Has Morocco Changed the Way the Beautiful Game is Played?

Looking back at the World Cup, it’s clear things have changed


Chelsea’s Hakim Ziyech takes control of the ball.(Photos courtesy SABC Sports)

Roderick Cassidy, Editorial Board

Throughout the history of the sport, the way soccer teams play have been determined by general trends and developments by the best of the best. From the (at the time) novel idea of passing the ball in the 1880s, to the incredible fast pace of play found throughout some of the most successful teams of the modern decade, tactical innovations have changed the way for those who play the sport around the world, especially at its highest levels.
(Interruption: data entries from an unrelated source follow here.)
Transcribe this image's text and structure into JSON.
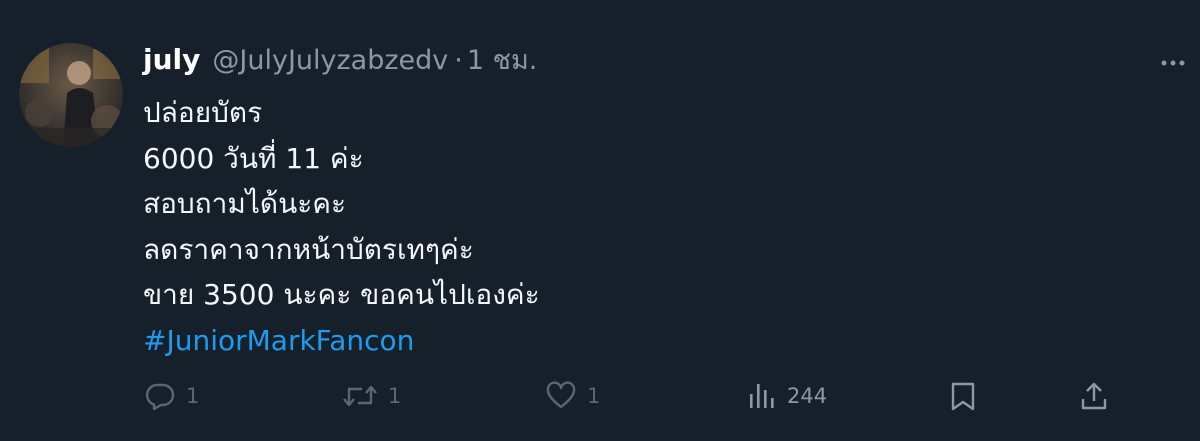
{
  "author": {
    "display_name": "july",
    "handle": "@JulyJulyzabzedv",
    "separator": "·",
    "time": "1 ชม."
  },
  "body_lines": [
    "ปล่อยบัตร",
    "6000 วันที่ 11 ค่ะ",
    "สอบถามได้นะคะ",
    "ลดราคาจากหน้าบัตรเทๆค่ะ",
    "ขาย 3500 นะคะ ขอคนไปเองค่ะ"
  ],
  "hashtag": "#JuniorMarkFancon",
  "actions": {
    "reply_count": "1",
    "retweet_count": "1",
    "like_count": "1",
    "view_count": "244"
  },
  "icons": {
    "avatar": "profile-photo",
    "more": "more-dots-icon",
    "reply": "reply-icon",
    "retweet": "retweet-icon",
    "like": "heart-icon",
    "views": "views-chart-icon",
    "bookmark": "bookmark-icon",
    "share": "share-icon"
  },
  "colors": {
    "background": "#15202b",
    "text": "#f5f8fa",
    "muted": "#8b98a5",
    "link": "#1d9bf0"
  }
}
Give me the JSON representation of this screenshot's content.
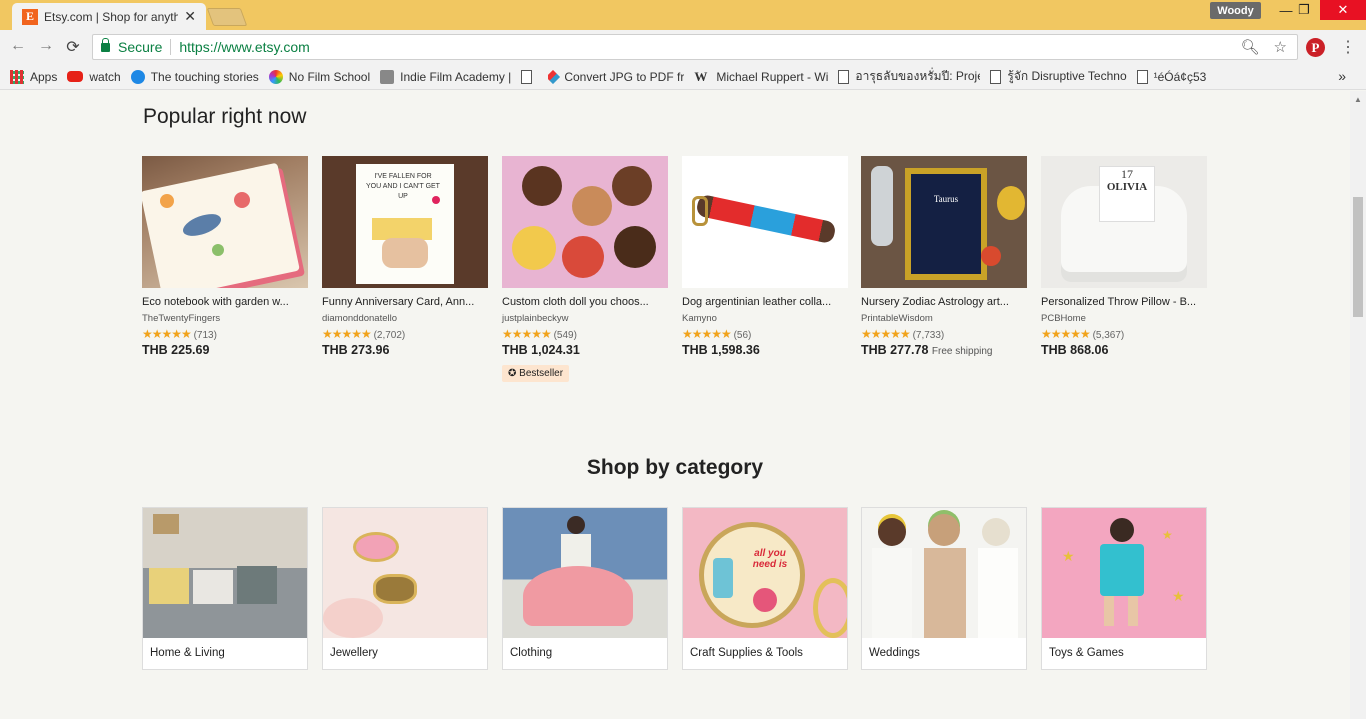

In this recent World Cup however, we may have stumbled upon one of the greatest of these innovations from the only African nation to reach the semi-finals of the World Cup ever, Morocco.
In the present state of soccer (commonly referred to as football outside of the U.S.), the main attention put on the success of teams is attacking. Messi, Ronaldo, and Mbappe are all hailed as some of the greats of the sport, not only for their general abilities, but also for their ability to score goals. For this reason, many successful teams have focused their efforts on “build-up” play, or moving the ball around to find a potential chance for one of their top attackers to seal the deal. For Morocco however, they decided to function in a more unique fashion, with their strategy lying heavily in their defense, limiting their opponent’s chances, and countering any mistakes made on the offensive end.
Although it’s easier said than done (especially on the world’s largest stage), Morocco has been able to use this mentality to conjure up the biggest underdog performance of the tournament, clearing through the powerhouses of Portugal, Spain, and even Belgium, who were the 2nd ranked team in the world leading into the competition. Although some of their players had ended up injured going into later matches, they were still able to conjure up a 4th place finish, despite having notably difficult matchups. One notable factor which may have assisted their success was the location of this year’s World Cup, in Qatar. Qatar, having nearly their entire population made up of those who follow Islam heavily supported Morocco, as they were the only team from a predominantly-Islamic nation heading into the final 8 of the tournament’s knockout stages. Outside of Qatar, many continued to follow and support the Moroccan squad in their underdog tale, with many from other countries supporting Morocco in the later stages of the tourney.
So will this mentality which lead a nation of 37.5 million to the top stages of the sport’s biggest stage bleed into the future of others? Although it may not be immediate, the work of Walid Regragui (who was hired less than 3 months before the World Cup nonetheless) at this level may very well leave a lasting legacy on the way the game is played.

Morocco head coach Walid Regragui is thrown about in celebration. (Photo courtesy SABC Sports)